Although Swift had become the largest voice in the fight against Apple’s indignation, she was not the sole proprietor of echoes bouncing off the walls in music land. On Monday evening, Scott Borchetta – the man responsible for signing the blonde dynamo when she was just 14 – spoke at Fortune‘s Brainstorm Tech conference in Aspen, and he took attendees inside the machinations of Apple’s reversal of their stance on the streaming service’s pay structure.
Several days before the service was to go live, Borchetta contacted Apple and openly disagreed with their decision to not pay the musicians whose work they would be peddling. “I can’t support this, you need to pay us from the first stream,” Borchetta told Apple execs.
The record executive’s salvo was a strong one, but it would need some backing. Enter the angelic typing hands of Taylor Swift. Just as Borchetta was rallying the ammunition against Apple, Swift texted him with a link to the now infamous open letter that would sway the tides of change.
“She literally texted me and said, ‘Don’t be mad,’ with the link. She was in Europe. I responded and said, ‘You don’t have any idea how good your timing is right now.’ ”
The day after T-Swift’s letter dropped, Borchetta engaged in another series of talks with Apple music execs Jimmy Iovine and Eddy Cue. He let them know that they could set the standard in which artists are compensated properly for a streaming service. By nightfall, Apple had changed their minds, giving in to the industry and public pressure to do the “right thing” by handing over the moolah to the musicians. Borchetta had won. Taylor Swift had won.
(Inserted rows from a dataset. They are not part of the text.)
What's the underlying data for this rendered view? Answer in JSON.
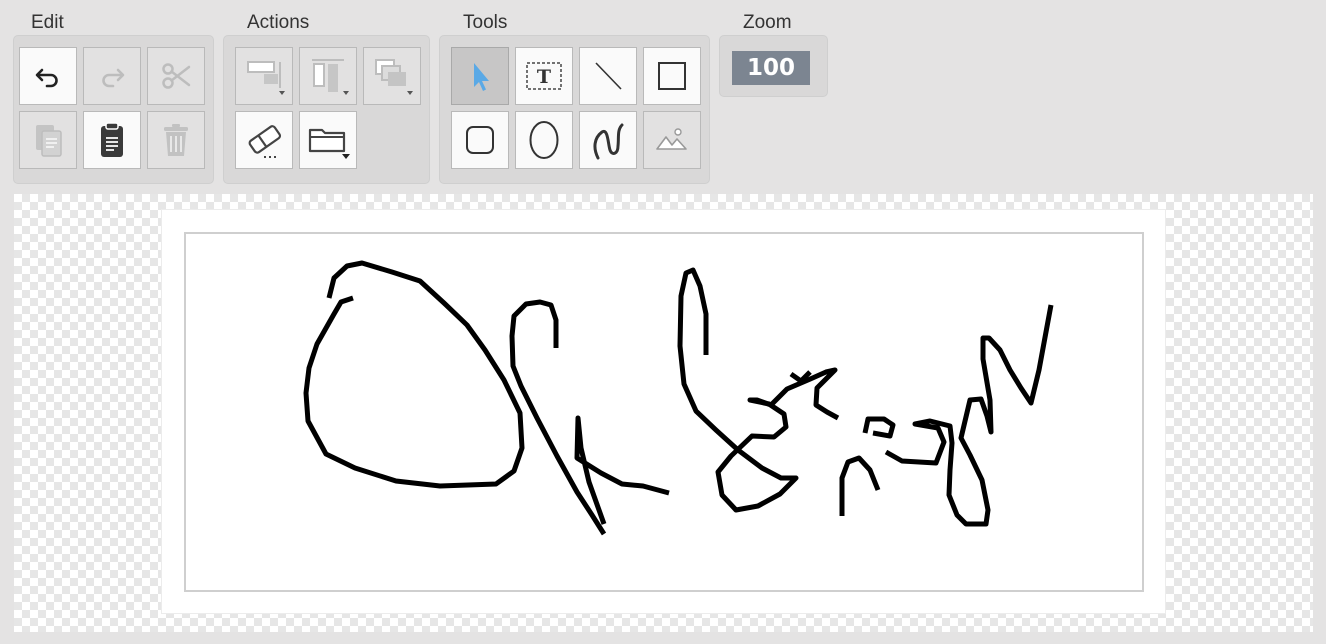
{
  "toolbar": {
    "groups": {
      "edit": "Edit",
      "actions": "Actions",
      "tools": "Tools",
      "zoom": "Zoom"
    },
    "zoom_value": "100"
  },
  "colors": {
    "accent": "#5aa9e6",
    "zoom_badge": "#7c8591",
    "toolbar_bg": "#e4e3e3",
    "selected_tool_bg": "#c7c6c6",
    "ink": "#000000"
  },
  "icons": {
    "edit": [
      "undo-icon",
      "redo-icon",
      "cut-icon",
      "copy-icon",
      "paste-icon",
      "delete-icon"
    ],
    "actions": [
      "align-horizontal-icon",
      "align-vertical-icon",
      "arrange-icon",
      "eraser-icon",
      "open-folder-icon"
    ],
    "tools": [
      "select-pointer-icon",
      "text-icon",
      "line-icon",
      "rectangle-icon",
      "rounded-rectangle-icon",
      "ellipse-icon",
      "freehand-icon",
      "image-icon"
    ]
  },
  "selected_tool": "select-pointer"
}
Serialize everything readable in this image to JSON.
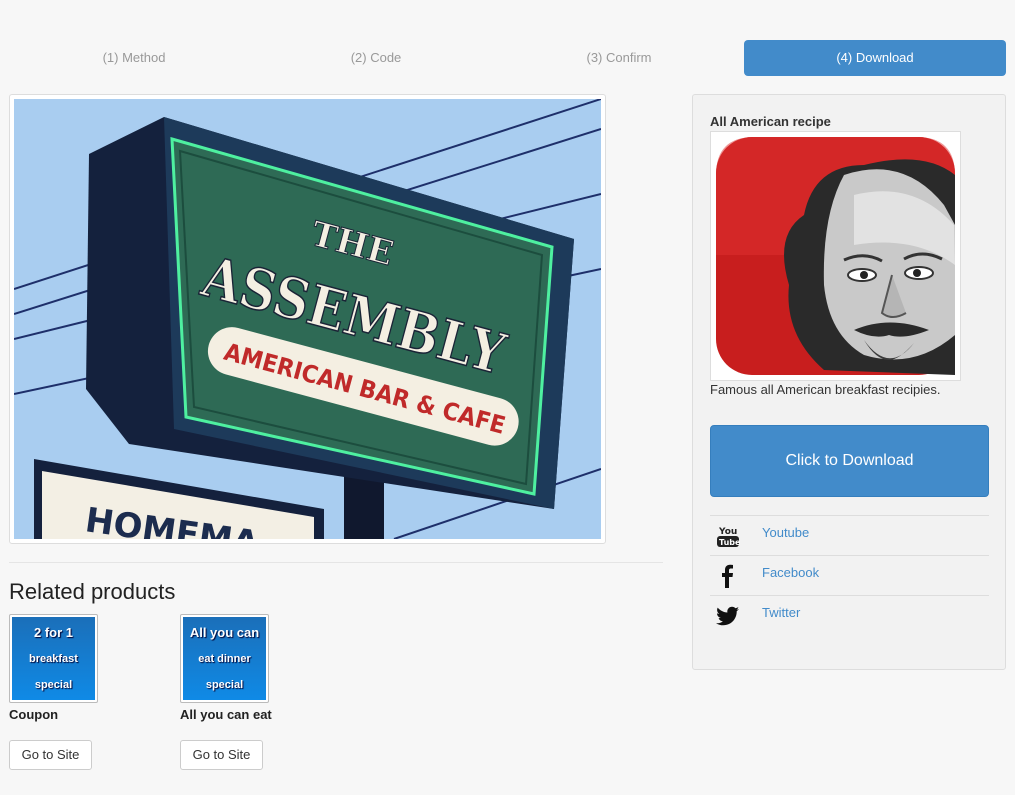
{
  "steps": [
    {
      "label": "(1) Method"
    },
    {
      "label": "(2) Code"
    },
    {
      "label": "(3) Confirm"
    },
    {
      "label": "(4) Download",
      "active": true
    }
  ],
  "main_image": {
    "sign": {
      "line1": "THE",
      "line2": "ASSEMBLY",
      "line3": "AMERICAN BAR & CAFE",
      "lower": "HOMEMA"
    }
  },
  "related": {
    "title": "Related products",
    "products": [
      {
        "thumb_lines": [
          "2 for 1",
          "breakfast",
          "special"
        ],
        "name": "Coupon",
        "button": "Go to Site"
      },
      {
        "thumb_lines": [
          "All you can",
          "eat dinner",
          "special"
        ],
        "name": "All you can eat",
        "button": "Go to Site"
      }
    ]
  },
  "sidebar": {
    "recipe_title": "All American recipe",
    "recipe_desc": "Famous all American breakfast recipies.",
    "download_label": "Click to Download",
    "social": [
      {
        "label": "Youtube",
        "icon": "youtube-icon"
      },
      {
        "label": "Facebook",
        "icon": "facebook-icon"
      },
      {
        "label": "Twitter",
        "icon": "twitter-icon"
      }
    ]
  },
  "colors": {
    "accent": "#428bca",
    "page_bg": "#f7f7f7",
    "sidebar_bg": "#f2f2f2"
  }
}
Music was the champion on that night, with the artists themselves carrying the banner of victory.
Thus ends the tale of Taylor Swift’s magical typing hands whose very pluck of the keys no doubt signals an angel to ring a bell of remembrance, for Swift managed to topple a technology giant and bring forth perhaps a new era in streaming compensation. For that, she will be revered.